From: Thorsten Ottosen (nesotto_at_[hidden])
Date: 2002-11-20 07:10:43
----- Original Message -----
From: "Rob Stewart" <stewart_at_[hidden]>
> From: Thorsten Ottosen <nesotto_at_[hidden]>
> > From: "Yitzhak Sapir" <yitzhaks_at_[hidden]>
> > > On Wed, 9 Oct 2002, Thorsten Ottosen wrote:
> > >
> > > > The problem of missing a value in the assignment to
> > > > the map is hypothetical. If I wan't to map int to int, I can make
> No, it isn't hypothetical. It is a reasonable situation to map
> from one numeric type to another, and to use integers for the
> initial values even when assigning to a floating point type.
It was hypothetical that the missing value should be a problem, not that
maps from 'int' to 'int' are.
If you fordot a value, an assertion will be triggered.
> > > > mapping just as clear by using newline or tabs:
> > > >
> > > > set_map( m ) += 1,2 2,3 3,4 5,6;
> > > > set_map( m ) += 1,2
> > > > 2,3
> > > > 3,4;
> As you can see, tabs can be a problem. At least in mailing
> lists! ;-)
> > > Given that you yourself did not do well in giving an example of
> > > separation with whitespace, I think this speaks strongly for a
> > > syntax.
> I agree.
Your point, if I understand you
> correctly, is that the compiler would have complained had you
> been able to actually attempt to compile the above with a more
> compliant compiler.
no, if I had compiled it at all. No compiler accepts white spaces in
> > > The parenthesis form is not that hard. Add a space between the values
> > > the parenthesis, and the value isn't buried:
> > >
> > > init(m)( 1, 2 )( 2, 3 )( 3, 4 );
> I don't put spaces within parenthetical expressions, so I'm
> accustomed to code like this:
> init(m)(1, 2)(2, 3)(3, 4);
> I find that perfectly readable.
You could then also quickly be accustomed to code like m+= 1,2, 3,4; I
we're discussing anything that has to do with ambiguity, simple people's
for a certain syntax. I think I mentioned in a mail that one could choose
both syntaxes, but I'm not sure that is a good idea.
> > > In this case white space does enhance readability, but the syntax
> > > guarantees the user won't make a mistake.
> I find the spaces distracting, but since they are not required,
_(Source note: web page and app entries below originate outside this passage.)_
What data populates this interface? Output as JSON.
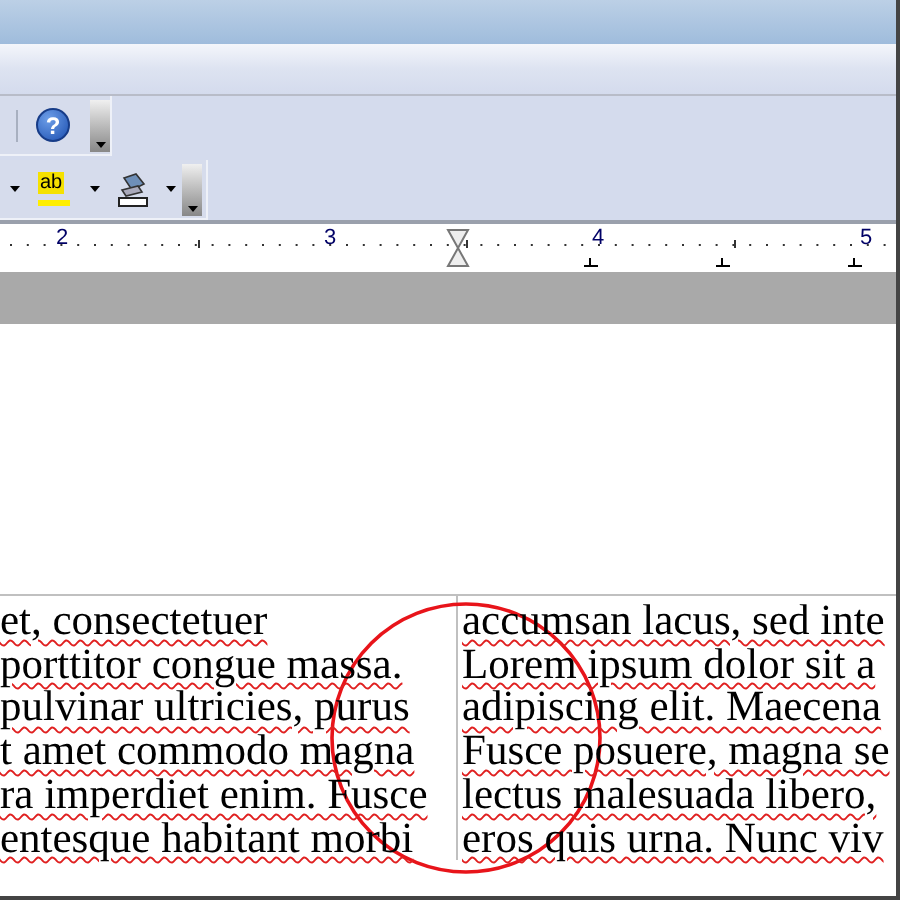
{
  "toolbar_1": {
    "help_button": "?"
  },
  "toolbar_2": {
    "highlight_button": "ab"
  },
  "ruler": {
    "numbers": [
      "2",
      "3",
      "4",
      "5"
    ]
  },
  "table": {
    "columns": [
      {
        "lines": [
          "et, consectetuer",
          "porttitor congue massa.",
          "pulvinar ultricies, purus",
          "t amet commodo magna",
          "ra imperdiet enim. Fusce",
          "entesque habitant morbi"
        ]
      },
      {
        "lines": [
          "accumsan lacus, sed inte",
          "Lorem ipsum dolor sit a",
          "adipiscing elit. Maecena",
          "Fusce posuere, magna se",
          "lectus malesuada libero,",
          "eros quis urna. Nunc viv"
        ]
      }
    ]
  }
}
> but merely possible should your own sense of taste dictate them,
> I have no problem either way.
> > neither will he in the other case. ¨The concern is hypothetical and the
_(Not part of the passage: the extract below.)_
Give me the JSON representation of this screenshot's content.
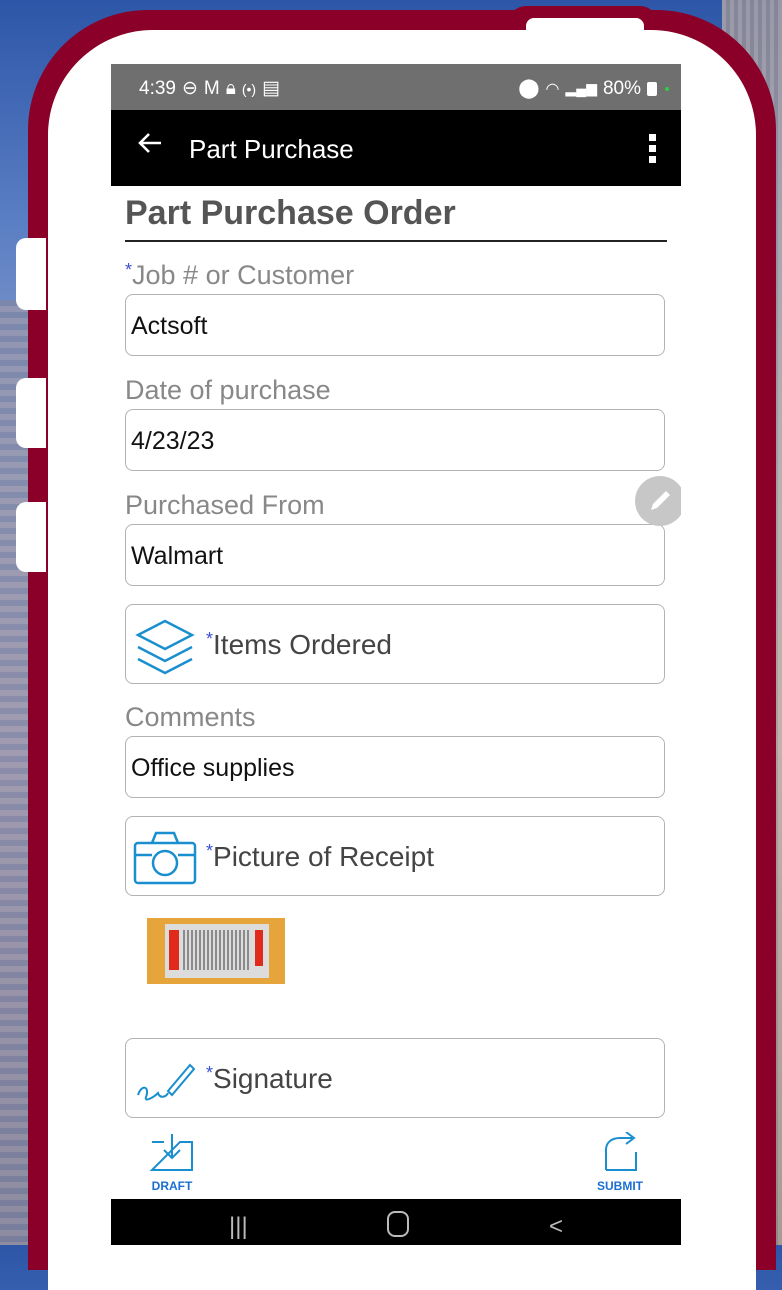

> > interface for map and eg vector will be different which is much worse
> > having both operator= and operator+=.
> The concern is not hypothetical. If you have a
> std::map<int, double>, you could easily initialize it with only
> "pairs" of integers, and the compiler will be happy to convert
> integers to doubles for you. How can you find an error if the
> compiler doesn't flag it? How will you learn that you transposed
> a 2 and a 3 in such a case? It depends upon how that
> transposition affects the rest of your code. It may be invisible
> in most circumstances.
My imagination is just not good enough, please show an example with both
syntaxes and pinpoint
where the error appears.
> Couldn't you use map-like notation:
> init(m)["ssdsd"] = Class(2, Cow(3)), ["dfedfe"] = Class(2, Cow(3));
> The idea is that init(m) would create an object that provides the
> subscript operator which takes the map's key type as a parameter
> and returns an object with an assignment operator which takes the
> map's value type as a parameter. The assignment operator
> would return the original "init" object. The "init" class
> provides the comma operator to allow chaining as shown.
> (Add whitespace to taste:
> ["ssdsd"] = Class(2, Cow(3)),
> ["dfedfe"] = Class(2, Cow(3));
> What could be more intuitive?
["sdsds"] -> Class( 2, Cow(3));
>(Efficiency may be another matter,
> but it's intuitive, right?)
yes. might not be such a bad idea.
> > >In your case, whitespace might
> > > add something, but the user can still make a mistake. Even something
> > > like:
> > >
> > > set_map(m) += 1,2, 2,3, 3,4, 5,6, 7,8, | 9,
> > > 9,10, 11,12, 13,14, 15,16 17,18
> > > 19,20;
> > >
> > > With the user screen margin occuring where the | passes is possible.
> > > this case, white space doesn't save him from this mistake. And it
> > > be hard to find.
> > no. as I said earlier, a missing value will be caught at "bug-time"
> > first time the user runs the code).
> You're assuming the code path containing that initialization code
> will always run. What if the situation leading to that code path
> wasn't tested? That may not bode well for the testing
> methodology, but the point is that a compile time error is
I cannot imagine a situation where constant data in a program has not been
tested. I agree compile errors are better, but if it means you
ruin the interface, it might not be worth it.
Boost list run by bdawes at acm.org, gregod at cs.rpi.edu, cpdaniel at pacbell.net, john at johnmaddock.co.uk